Select plants in packs: bacopa, nemesia, alyssum, pansies, calendula, schizanthus, campanula, and snapdragons are all cool-season annuals that do well in hanging baskets.
For a more permanent basket, consider succulents, low-growing perennials, or even ivy, but make certain that all the plants you use have the same feeding, growing and watering requirements.
Things you will Need
- The right hanging basket
- Potting Soil
- Pick the Right Plants
- Use the Right Fertilizer
- Allow for the combined weight of soil and basket when hanging
- Not all plants are suitable for hanging!
- Make sure you top up nutrients!
Preparing the Basket
- Line the basket so that the soil doesn’t fall out. There are pre-cut affordable cocoa mats available at most garden stores. They are easy to use and can look nearly as nice as sphagnum moss without being as drying. Or, if you choose, you can use a black plastic garbage bag to line the basket.
- Or combine the two. Find the center of the bottom of the bag and cut out a large circle, roughly 5 inches across.
- Place the bag inside the cocoa mat-lined basket, making sure the drainage hole is open.

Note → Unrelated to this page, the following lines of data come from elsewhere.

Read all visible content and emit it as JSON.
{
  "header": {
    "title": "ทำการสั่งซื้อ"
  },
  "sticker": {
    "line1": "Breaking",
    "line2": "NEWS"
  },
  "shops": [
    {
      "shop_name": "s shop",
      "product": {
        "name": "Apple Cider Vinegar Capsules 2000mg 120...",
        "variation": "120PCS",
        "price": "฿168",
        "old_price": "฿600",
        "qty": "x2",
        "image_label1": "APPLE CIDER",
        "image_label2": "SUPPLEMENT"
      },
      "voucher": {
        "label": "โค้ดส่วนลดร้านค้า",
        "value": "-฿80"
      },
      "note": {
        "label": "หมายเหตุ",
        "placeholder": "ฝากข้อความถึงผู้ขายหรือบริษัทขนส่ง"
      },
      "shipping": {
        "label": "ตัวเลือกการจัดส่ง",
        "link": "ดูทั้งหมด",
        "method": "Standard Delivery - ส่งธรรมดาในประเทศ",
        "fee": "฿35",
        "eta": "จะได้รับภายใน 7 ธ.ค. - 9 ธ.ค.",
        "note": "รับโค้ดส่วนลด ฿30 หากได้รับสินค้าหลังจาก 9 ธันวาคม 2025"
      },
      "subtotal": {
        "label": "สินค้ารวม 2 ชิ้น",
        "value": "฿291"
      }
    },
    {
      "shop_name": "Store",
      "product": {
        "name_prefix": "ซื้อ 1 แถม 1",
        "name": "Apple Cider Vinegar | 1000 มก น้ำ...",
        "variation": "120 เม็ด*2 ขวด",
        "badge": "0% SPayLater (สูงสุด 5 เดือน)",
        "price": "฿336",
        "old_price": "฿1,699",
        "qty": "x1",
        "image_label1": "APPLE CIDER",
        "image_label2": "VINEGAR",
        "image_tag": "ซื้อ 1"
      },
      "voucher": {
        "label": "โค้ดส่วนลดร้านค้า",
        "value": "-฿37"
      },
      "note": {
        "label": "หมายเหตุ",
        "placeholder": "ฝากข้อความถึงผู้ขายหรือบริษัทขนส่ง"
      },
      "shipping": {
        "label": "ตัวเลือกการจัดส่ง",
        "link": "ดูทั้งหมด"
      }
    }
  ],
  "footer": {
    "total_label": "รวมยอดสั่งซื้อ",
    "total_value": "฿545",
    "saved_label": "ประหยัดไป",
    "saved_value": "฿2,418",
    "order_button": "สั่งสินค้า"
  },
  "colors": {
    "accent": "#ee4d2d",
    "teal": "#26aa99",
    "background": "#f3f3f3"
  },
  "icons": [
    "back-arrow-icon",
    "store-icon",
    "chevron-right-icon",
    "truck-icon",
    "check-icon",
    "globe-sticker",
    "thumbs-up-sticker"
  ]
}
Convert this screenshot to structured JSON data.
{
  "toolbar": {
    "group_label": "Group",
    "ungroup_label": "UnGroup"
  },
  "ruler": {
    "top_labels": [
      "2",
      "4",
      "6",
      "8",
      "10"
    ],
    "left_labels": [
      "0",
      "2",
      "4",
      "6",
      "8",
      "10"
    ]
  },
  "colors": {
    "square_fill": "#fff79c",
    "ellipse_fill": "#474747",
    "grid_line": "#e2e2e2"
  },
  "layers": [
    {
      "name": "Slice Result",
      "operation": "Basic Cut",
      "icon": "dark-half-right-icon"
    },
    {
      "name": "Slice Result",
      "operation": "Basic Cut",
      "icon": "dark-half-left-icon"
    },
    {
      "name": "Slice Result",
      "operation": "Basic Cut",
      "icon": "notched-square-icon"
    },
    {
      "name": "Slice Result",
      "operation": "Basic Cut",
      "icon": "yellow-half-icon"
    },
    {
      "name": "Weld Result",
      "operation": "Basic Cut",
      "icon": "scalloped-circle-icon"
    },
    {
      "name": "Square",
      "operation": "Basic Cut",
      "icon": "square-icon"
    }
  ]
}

As you add the soil, make certain the hole stays open for drainage.
- Secure the lining to the basket with wire or twist ties.

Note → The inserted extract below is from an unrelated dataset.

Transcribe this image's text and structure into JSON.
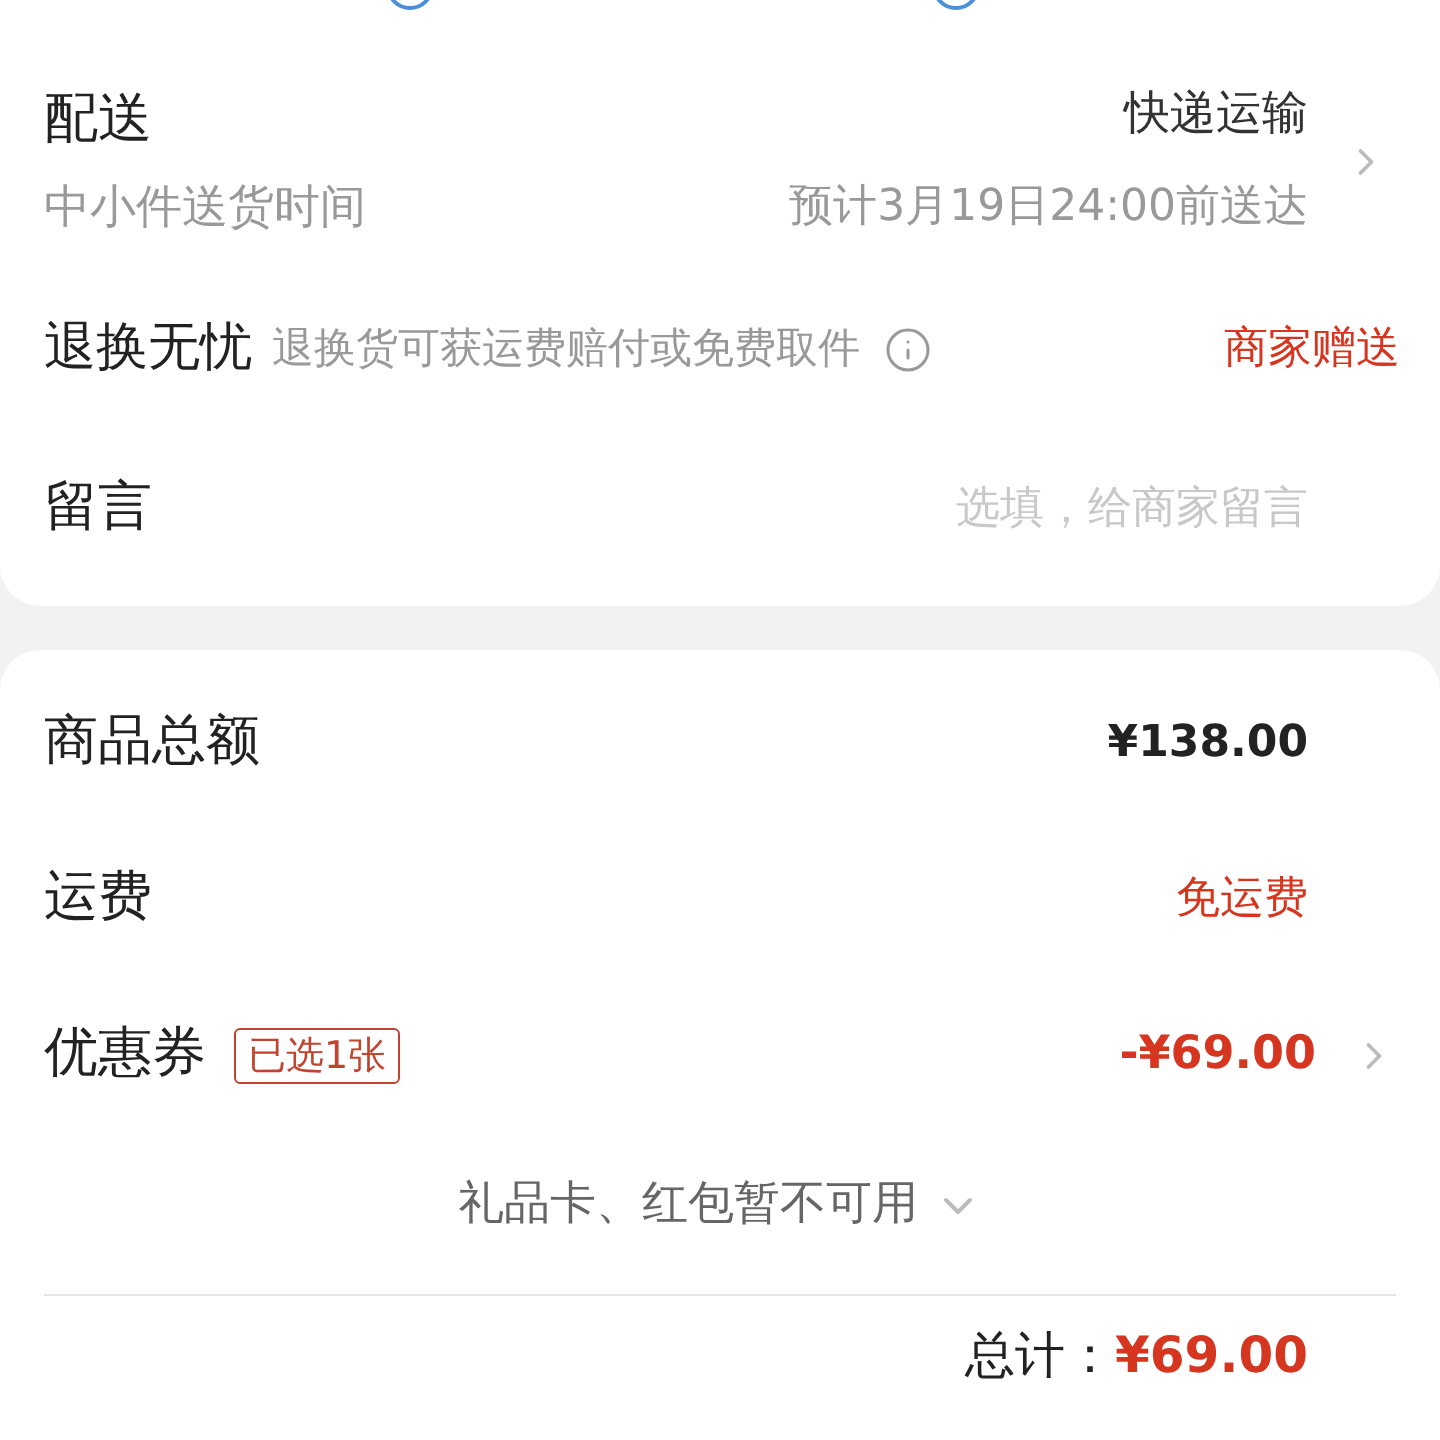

- Settle the plant in and cover the roots with soil. For a 10- or 12-inch basket, use three 4-inch plants. For 14-inch baskets, use three or four plants.
- When planting, you want to leave room between the plant and the edge of the basket. For larger and deeper pots, plant layers of plants, with the ones that need the most water at the bottom, continue adding layers and soil until you come to within 3 inches of the top.
- Remember that the plants will eventually grow and cover whatever you use as a liner.
- Finish the basket by attaching the wire hanger to the top rim, spacing the hooks evenly around the rim of the basket. Make certain they are secure.
Settling the Plant In the Basket
Use a slow-release fertilizer, and then supplement that with a liquid fish or some other low-nitrogen fertilizer applied at one half strength each time you water. Lightly water the plants to settle them into the soil. They are now ready to hang and add months of colorful delight to your garden design.
Remember, hanging baskets are heavy, and as they bloom, they grow even heavier, so make sure their weight is supported. Water every day in hot weather, every other day in cool weather and enjoy!
Tips and Warnings
Nitrogen is consistently needed by all plants. You can use any plant food to promote growth.
No matter the size of the container, it is crucial to soak it at each watering. Water until it runs out of the bottom, that way the roots can grow properly. Remember that the more plants you crowd into a basket, the more often you’ll need to water it.
Pinch off the wilted flowers in order to divert the plant’s energies from seed making to blossom producing. Annuals benefit greatly from this kind of grooming.
Avoid fertilizer damage. Always water your container thoroughly before applying fertilizer to it.
- Feed your plants.
- Water your plants.
- Get rid of wilted flowers
- Avoid Fertilizer damage